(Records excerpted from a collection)
__________________________________________________

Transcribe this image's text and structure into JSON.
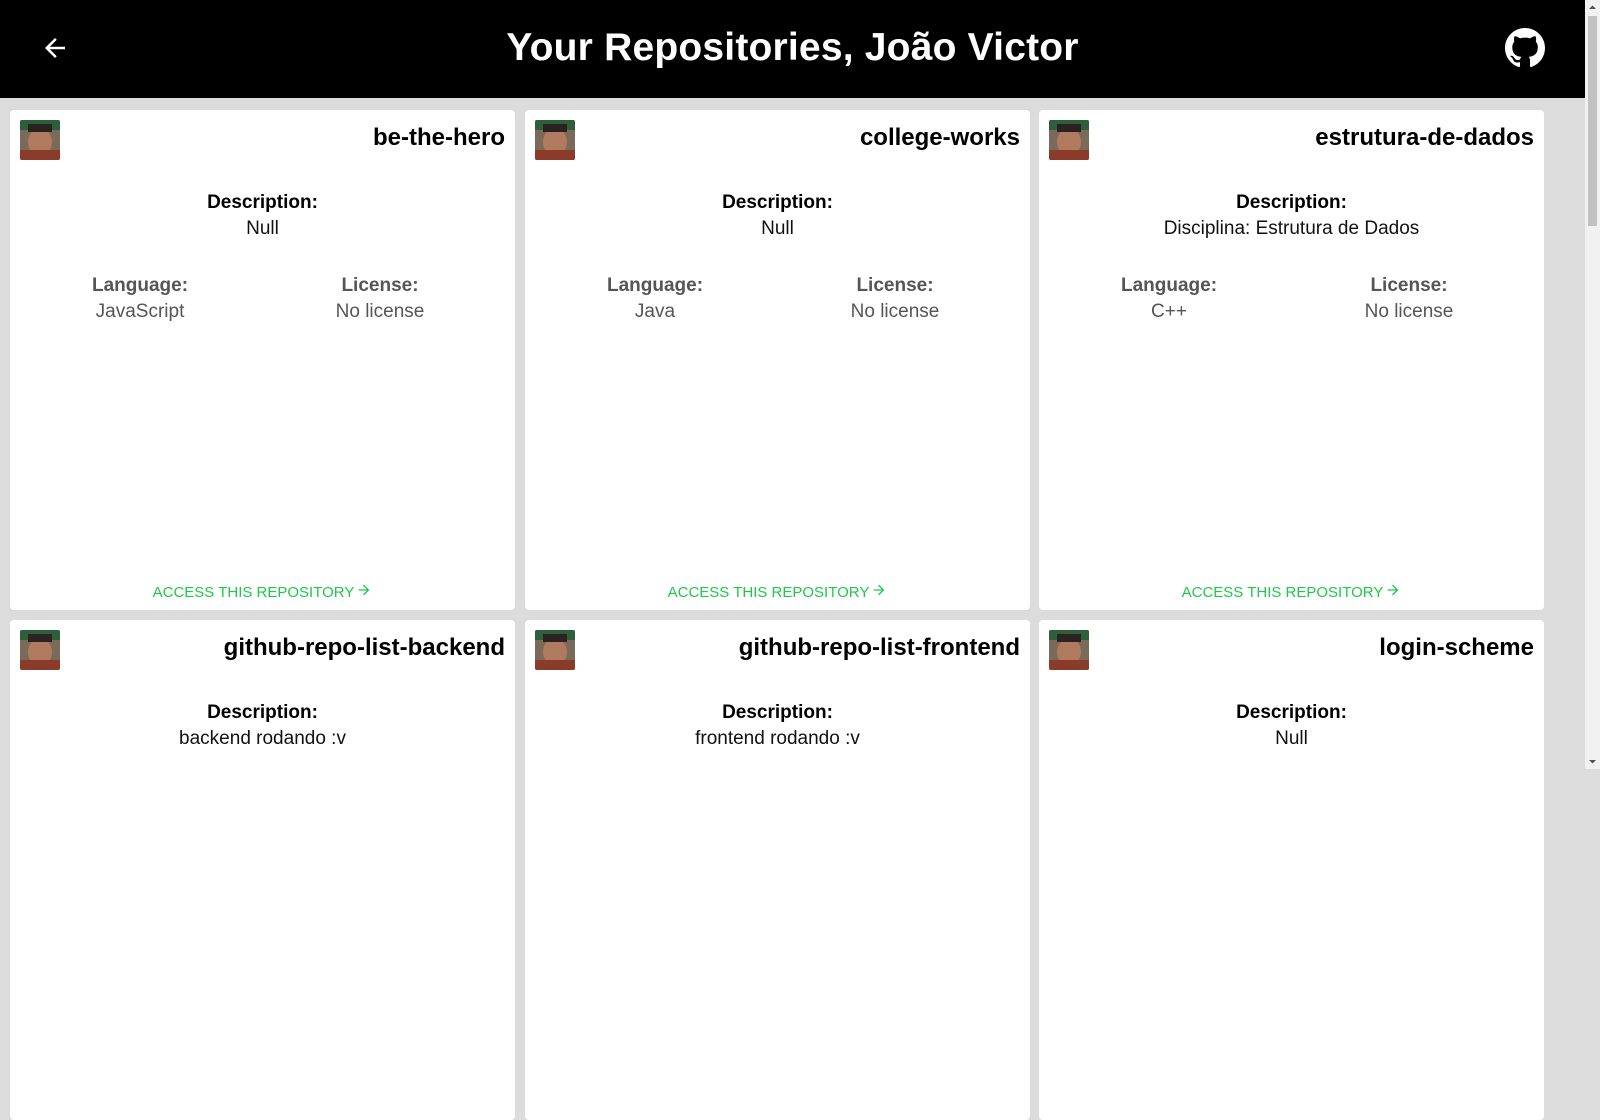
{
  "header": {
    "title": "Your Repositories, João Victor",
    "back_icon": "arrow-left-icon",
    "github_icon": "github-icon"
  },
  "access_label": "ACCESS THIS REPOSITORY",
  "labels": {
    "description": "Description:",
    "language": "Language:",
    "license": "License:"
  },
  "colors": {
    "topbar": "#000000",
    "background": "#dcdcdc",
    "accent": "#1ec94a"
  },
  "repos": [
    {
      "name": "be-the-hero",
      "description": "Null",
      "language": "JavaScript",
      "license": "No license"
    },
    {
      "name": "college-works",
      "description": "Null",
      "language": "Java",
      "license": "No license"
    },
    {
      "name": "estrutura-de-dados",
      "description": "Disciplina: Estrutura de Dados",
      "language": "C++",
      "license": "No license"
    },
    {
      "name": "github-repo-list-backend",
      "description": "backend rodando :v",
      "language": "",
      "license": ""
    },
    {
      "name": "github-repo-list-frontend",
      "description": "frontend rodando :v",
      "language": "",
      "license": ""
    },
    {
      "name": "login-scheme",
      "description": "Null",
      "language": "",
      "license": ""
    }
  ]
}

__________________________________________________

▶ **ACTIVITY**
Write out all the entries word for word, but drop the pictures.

▶ **RESULT**
Transcribe this image's text and structure into JSON.
{
  "header": {
    "title": "Your Repositories, João Victor",
    "back_icon": "arrow-left-icon",
    "github_icon": "github-icon"
  },
  "access_label": "ACCESS THIS REPOSITORY",
  "labels": {
    "description": "Description:",
    "language": "Language:",
    "license": "License:"
  },
  "colors": {
    "topbar": "#000000",
    "background": "#dcdcdc",
    "accent": "#1ec94a"
  },
  "repos": [
    {
      "name": "be-the-hero",
      "description": "Null",
      "language": "JavaScript",
      "license": "No license"
    },
    {
      "name": "college-works",
      "description": "Null",
      "language": "Java",
      "license": "No license"
    },
    {
      "name": "estrutura-de-dados",
      "description": "Disciplina: Estrutura de Dados",
      "language": "C++",
      "license": "No license"
    },
    {
      "name": "github-repo-list-backend",
      "description": "backend rodando :v",
      "language": "",
      "license": ""
    },
    {
      "name": "github-repo-list-frontend",
      "description": "frontend rodando :v",
      "language": "",
      "license": ""
    },
    {
      "name": "login-scheme",
      "description": "Null",
      "language": "",
      "license": ""
    }
  ]
}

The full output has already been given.